Even with his proper equipment, Norman is not enamoured with Carnoustie. The 44-year-old Australian won one of his two Opens at Turnberry in 1986 when the conditions conspired to make it the toughest of recent tournaments, but compared with what the golfers will face over the next four days he believes that was a pussycat.

Norman stopped short of apeing his compatriot, five-times champion Peter Thomson, who described Carnoustie as "unfair", but only just. "I'm sure everyone has heard different adjectives to describe the course," he said, "and they're all minor compared to what we're actually saying on the putting green and the driving range. I think brute has been used a lot.

"Trying to hit a driver into my hotel room would be an analogy I would make. That's about the width we have to hit into. This makes Turnberry in 1986 look like we're playing St Andrews. At least at Turnberry when you went off the fairway you could advance the ball a little bit."
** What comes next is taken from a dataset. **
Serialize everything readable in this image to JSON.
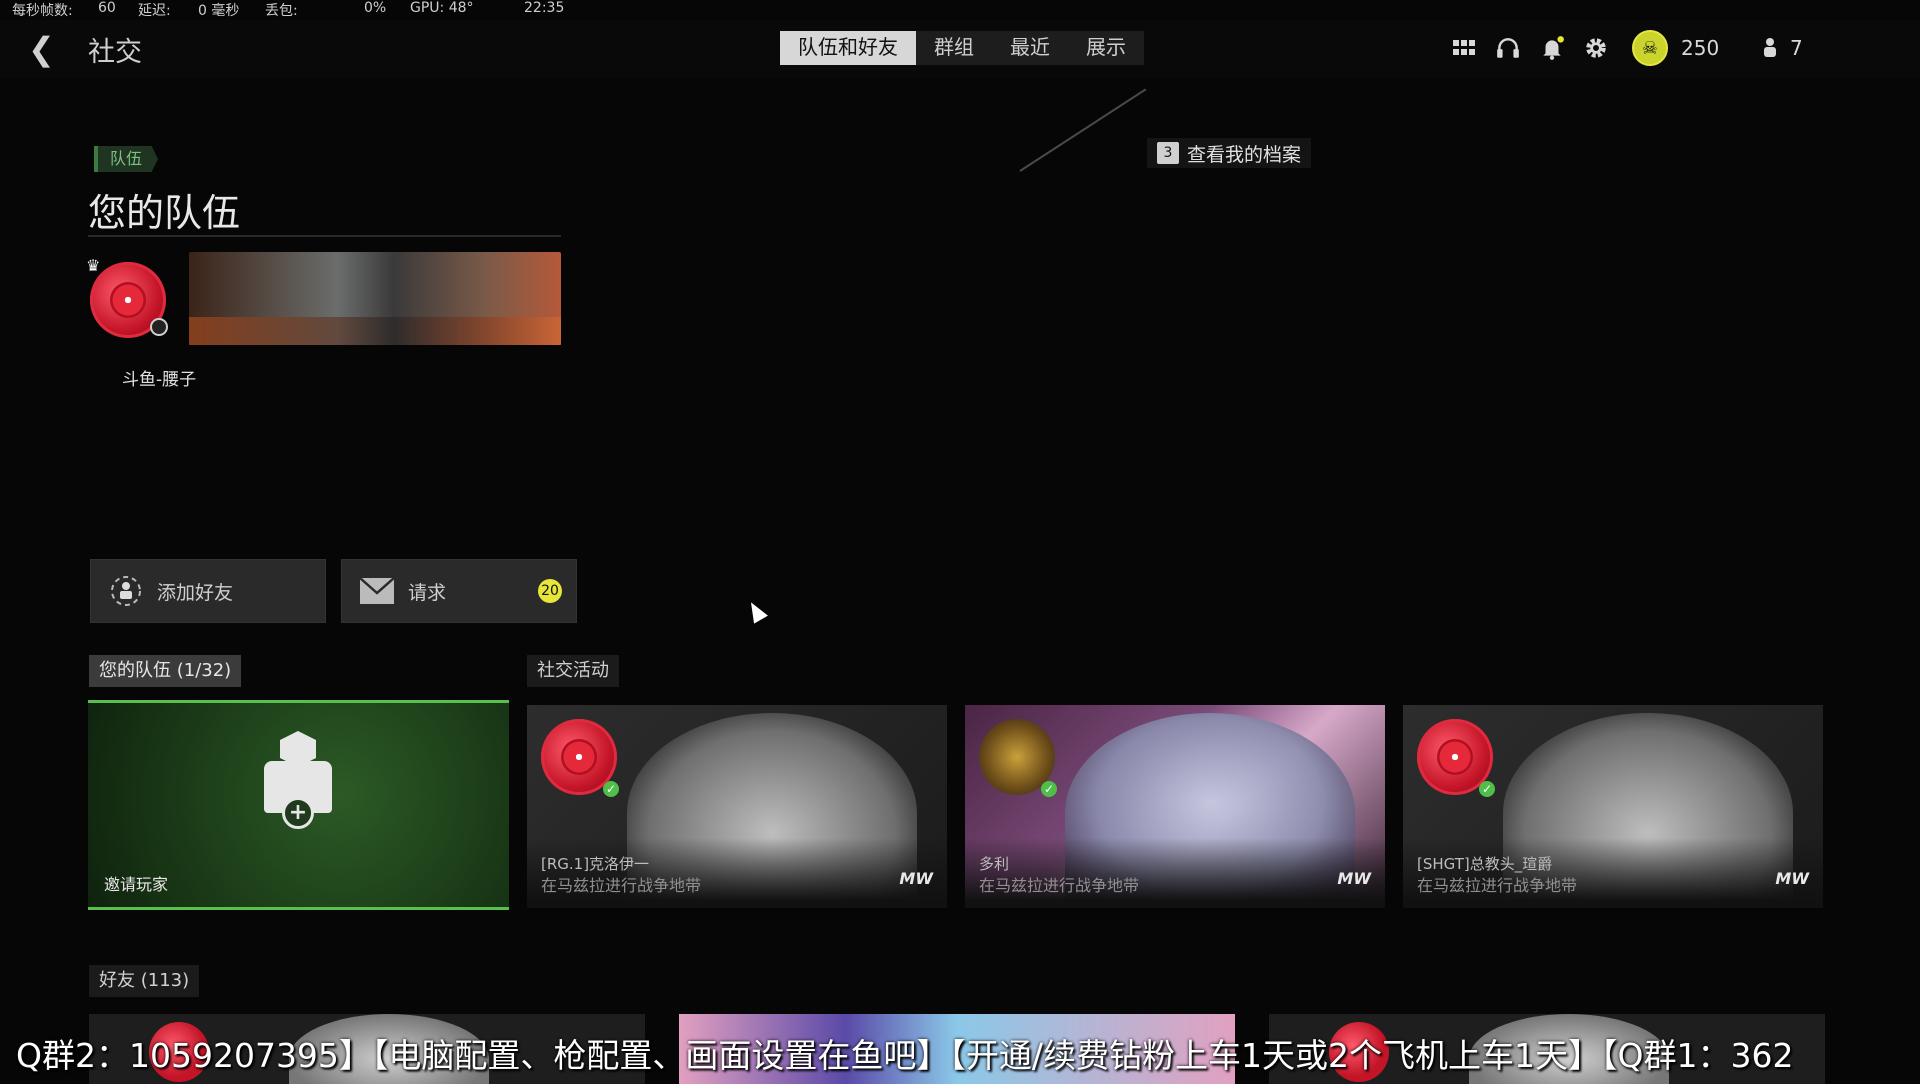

Norman is about as big a fan of the Open as you can be but he believes the decision to add fertiliser to the rough has taken away much of the charm. "It's green when it should be thin and wispy," he said. "They've changed the characteristics of the course. If I sat here the winner with a score of 300 I'd be as happy as heck but 20 over par does not sit easily with the best player in golf. Eight over is going to be even par this week. If you gave me four 73s I'd take that, sit in the clubhouse for the rest of the week and just take in where my position would be. I'd probably end up winning by eight."

Norman has arrived about as fresh as you can be after playing in only four tournaments since the Masters. In some players you would fear this would leave him unprepared, in him it signifies ease of mind.

"I've learnt that under circumstances like this you really don't need to play a lot of golf," he said. "I'm only speaking for myself but I'm a strong believer that I get a lot more work in my quiet time, practising and playing rounds with my son. Once you get yourself in the position it's like riding a bike. It comes flooding back." As for his chances of attaining that position this week he was upbeat. "The state of my game is pretty good," he said. "I think I've got another British Open victory in me. I've a couple more years of solid golf in me."

He also painted a picture of the likely winner this week but refrained from uttering a name probably because the Identikit bore a striking resemblance to a hook-nosed, blond-haired Aussie. "The strong hitters, the aggressive hitters, the positive hitters are the ones you should look at this week," he said.

For aggressive, in 1993 his 267 was the lowest-ever four-round total in an Open. For strong, his 63 at Turnberry seven years earlier is the joint best score ever. He has the pedigree and, despite his decline in the rankings, he has the confidence. Pertinently, he also has his clubs.

Comments